A National Ballet of Cuba production. At the Queen Elizabeth Theatre on Thursday, February 16. Continues February 17 and 18
The National Ballet of Cuba’s Vancouver debut sparked something rarely, if ever, seen in this town during a dance performance: a spontaneous standing O for prima ballerina Viengsay Valdés’s seemingly endless balancing act on one perfectly arched pink pointe shoe—right in the middle of her pas de deux. When the show did end a while after that, the local crowd jumped to its feet for three curtain calls, complete with whooping.
Valdés and her troupe had won the crowd over with their technical bravado, to be sure, but there was also a contagious sense of sheer, honest joy that seemed to emanate off the stage during the performance of Don Quixote. Displaying an utterly unique mix of Russian technique and Latin spice, the company makes its sky-high jumps with scissoring legs, its flying splits, and its dizzying series of fouettés look as casually effortless as a Sunday stroll along the Malecón. A lot of other classical ballet looks strained, brittle, and, frankly, artificial by comparison.
Then again, the story ballet Don Quixote could not be better suited to the troupe’s strengths. The slapstick humour plays up the company’s warm vibe and the Spanish setting has a nice Latin flavour. As for the politics of the common people trumping the invading noble class? Well, viva la revolución.
Inspired by the 1869 ballet by Marius Petipa and set to Ludwig Minkus’s rollicking score, Don Quixote only loosely follows Cervantes’s wayward knight and his klutzy assistant Sancho Panza—although legendary Cuban choreographer Alicia Alonso does give their characters more heft in her version. The story really centres around Kitri, whose father forbids her from marrying the lowly barber Basilio, instead taking a dowry from the French nobleman Camacho. The young lovers eventually outwit their elders, but really, it’s all an excuse for the grandeur of twirling Gypsy dances, wild displays of balletic bullfighters jetting high through the air, and in the stunning final act, some of the most technically challenging grandstanding you are ever going to see on-stage.
The effortless Valdés is so supple, she can’t help but arc her back into a C when she does her jumping splits, and you won’t believe the killer combinations she pulls off: at one point she hops diagonally across the stage on one toe while executing high kicks. And her winning young Basilio, Osiel Gounod, is her match. The charismatic scene-stealer actually gave the audience a competitive nod after Valdés earned her impromptu standing O—as if to say “You think that was good? Watch me now.” After which he launched into a series of stratospheric leaps. (Do note, though: in an act of sharing the wealth, the company has different stars playing the roles for each Vancouver performance.)

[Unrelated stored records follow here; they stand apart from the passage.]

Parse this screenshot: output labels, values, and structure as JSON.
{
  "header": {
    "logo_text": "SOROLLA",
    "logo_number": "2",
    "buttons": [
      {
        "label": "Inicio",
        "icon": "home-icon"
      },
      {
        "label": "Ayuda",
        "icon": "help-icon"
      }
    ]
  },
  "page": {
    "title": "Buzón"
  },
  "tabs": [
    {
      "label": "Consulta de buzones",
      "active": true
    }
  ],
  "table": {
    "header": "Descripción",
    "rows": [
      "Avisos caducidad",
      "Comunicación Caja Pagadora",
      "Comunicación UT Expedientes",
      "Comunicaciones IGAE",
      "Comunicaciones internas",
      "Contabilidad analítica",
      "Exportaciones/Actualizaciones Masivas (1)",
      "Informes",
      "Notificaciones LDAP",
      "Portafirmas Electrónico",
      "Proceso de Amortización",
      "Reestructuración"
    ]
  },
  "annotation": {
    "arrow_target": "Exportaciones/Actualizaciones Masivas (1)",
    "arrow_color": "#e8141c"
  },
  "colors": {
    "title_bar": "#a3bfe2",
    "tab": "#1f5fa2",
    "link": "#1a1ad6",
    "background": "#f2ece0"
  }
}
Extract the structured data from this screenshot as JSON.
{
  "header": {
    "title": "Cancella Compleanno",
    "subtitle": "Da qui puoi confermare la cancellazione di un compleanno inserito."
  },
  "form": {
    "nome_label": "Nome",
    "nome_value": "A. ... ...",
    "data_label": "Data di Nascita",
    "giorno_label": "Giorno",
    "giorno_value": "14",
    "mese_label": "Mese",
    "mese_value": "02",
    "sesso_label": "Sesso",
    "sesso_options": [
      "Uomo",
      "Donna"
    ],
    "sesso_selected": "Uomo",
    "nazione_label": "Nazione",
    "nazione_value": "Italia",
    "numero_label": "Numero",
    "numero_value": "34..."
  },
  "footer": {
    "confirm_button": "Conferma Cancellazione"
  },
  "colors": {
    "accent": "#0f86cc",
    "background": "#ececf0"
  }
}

Elsewhere, the sets improve throughout the show, culminating in the third act’s multitiered gilded fabric layers, which almost echo the art nouveau façades of Havana’s Centro district. And the live Vancouver Opera Orchestra, under the baton of Cuba’s Giovanni Duarte, makes the score as swift and light as the corps’s jetés.
Not everything is polished perfection, though. The males in the early group numbers struggled with synchronizing the execution of leaps and turns, and occasionally the costuming looks tired, especially the tawdry pink bows on the town girls in the third act. But then, cold, calculated perfection isn’t really the draw of Cuba’s national pride.
You can excuse the odd slip because the larger picture is so compelling. History itself makes you respond to these supercharged, exuberant dancers. There’s a triumph of the human spirit every time they nail those whipping turns or scissoring leaps. There’s a sense of overcoming, of transcending all the politics, hardship, isolation—whatever you want to call it, it’s impossible not to watch the ballet in a somewhat revolutionary spirit. And, on this night, it had a lot of people saying Cuba, sí.